Exercise brief: Every line of the material is to be quoted verbatim, minus the pictures.

Exercise data:
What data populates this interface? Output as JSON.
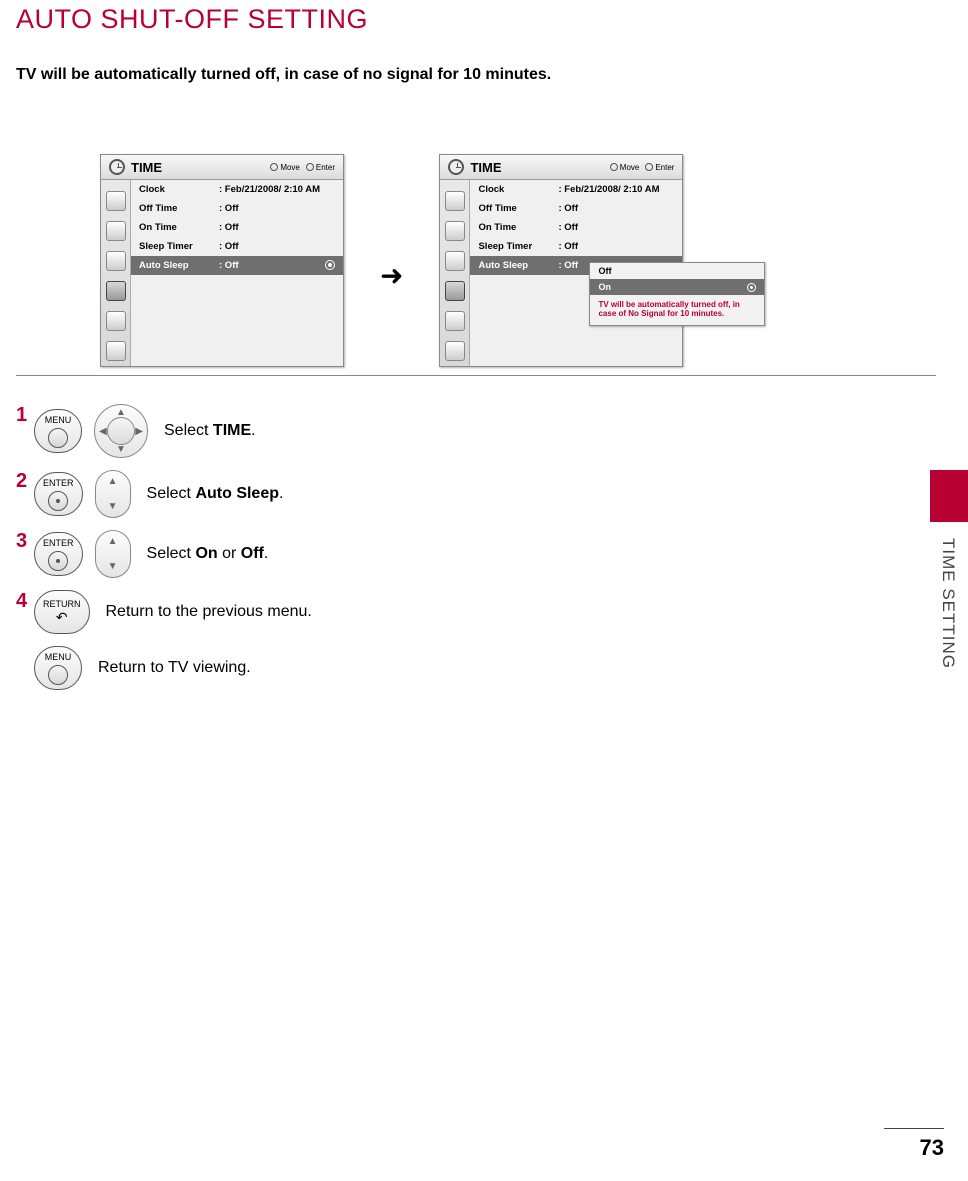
{
  "title": "AUTO SHUT-OFF SETTING",
  "subtitle": "TV will be automatically turned off, in case of no signal for 10 minutes.",
  "menu_header": "TIME",
  "hints": {
    "move": "Move",
    "enter": "Enter"
  },
  "rows": {
    "clock": {
      "label": "Clock",
      "value": ": Feb/21/2008/  2:10 AM"
    },
    "offtime": {
      "label": "Off Time",
      "value": ": Off"
    },
    "ontime": {
      "label": "On Time",
      "value": ": Off"
    },
    "sleep": {
      "label": "Sleep Timer",
      "value": ": Off"
    },
    "autosleep": {
      "label": "Auto Sleep",
      "value": ": Off"
    }
  },
  "popup": {
    "off": "Off",
    "on": "On",
    "note": "TV will be automatically turned off, in case of No Signal for 10 minutes."
  },
  "buttons": {
    "menu": "MENU",
    "enter": "ENTER",
    "return": "RETURN"
  },
  "steps": {
    "s1": {
      "num": "1",
      "pre": "Select ",
      "bold": "TIME",
      "post": "."
    },
    "s2": {
      "num": "2",
      "pre": "Select ",
      "bold": "Auto Sleep",
      "post": "."
    },
    "s3": {
      "num": "3",
      "pre": "Select ",
      "bold": "On",
      "mid": " or ",
      "bold2": "Off",
      "post": "."
    },
    "s4": {
      "num": "4",
      "text": "Return to the previous menu."
    },
    "s5": {
      "text": "Return to TV viewing."
    }
  },
  "side_label": "TIME SETTING",
  "page_num": "73"
}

Written answer:
What data populates this interface? Output as JSON.
{
  "title": "AUTO SHUT-OFF SETTING",
  "subtitle": "TV will be automatically turned off, in case of no signal for 10 minutes.",
  "menu_header": "TIME",
  "hints": {
    "move": "Move",
    "enter": "Enter"
  },
  "rows": {
    "clock": {
      "label": "Clock",
      "value": ": Feb/21/2008/  2:10 AM"
    },
    "offtime": {
      "label": "Off Time",
      "value": ": Off"
    },
    "ontime": {
      "label": "On Time",
      "value": ": Off"
    },
    "sleep": {
      "label": "Sleep Timer",
      "value": ": Off"
    },
    "autosleep": {
      "label": "Auto Sleep",
      "value": ": Off"
    }
  },
  "popup": {
    "off": "Off",
    "on": "On",
    "note": "TV will be automatically turned off, in case of No Signal for 10 minutes."
  },
  "buttons": {
    "menu": "MENU",
    "enter": "ENTER",
    "return": "RETURN"
  },
  "steps": {
    "s1": {
      "num": "1",
      "pre": "Select ",
      "bold": "TIME",
      "post": "."
    },
    "s2": {
      "num": "2",
      "pre": "Select ",
      "bold": "Auto Sleep",
      "post": "."
    },
    "s3": {
      "num": "3",
      "pre": "Select ",
      "bold": "On",
      "mid": " or ",
      "bold2": "Off",
      "post": "."
    },
    "s4": {
      "num": "4",
      "text": "Return to the previous menu."
    },
    "s5": {
      "text": "Return to TV viewing."
    }
  },
  "side_label": "TIME SETTING",
  "page_num": "73"
}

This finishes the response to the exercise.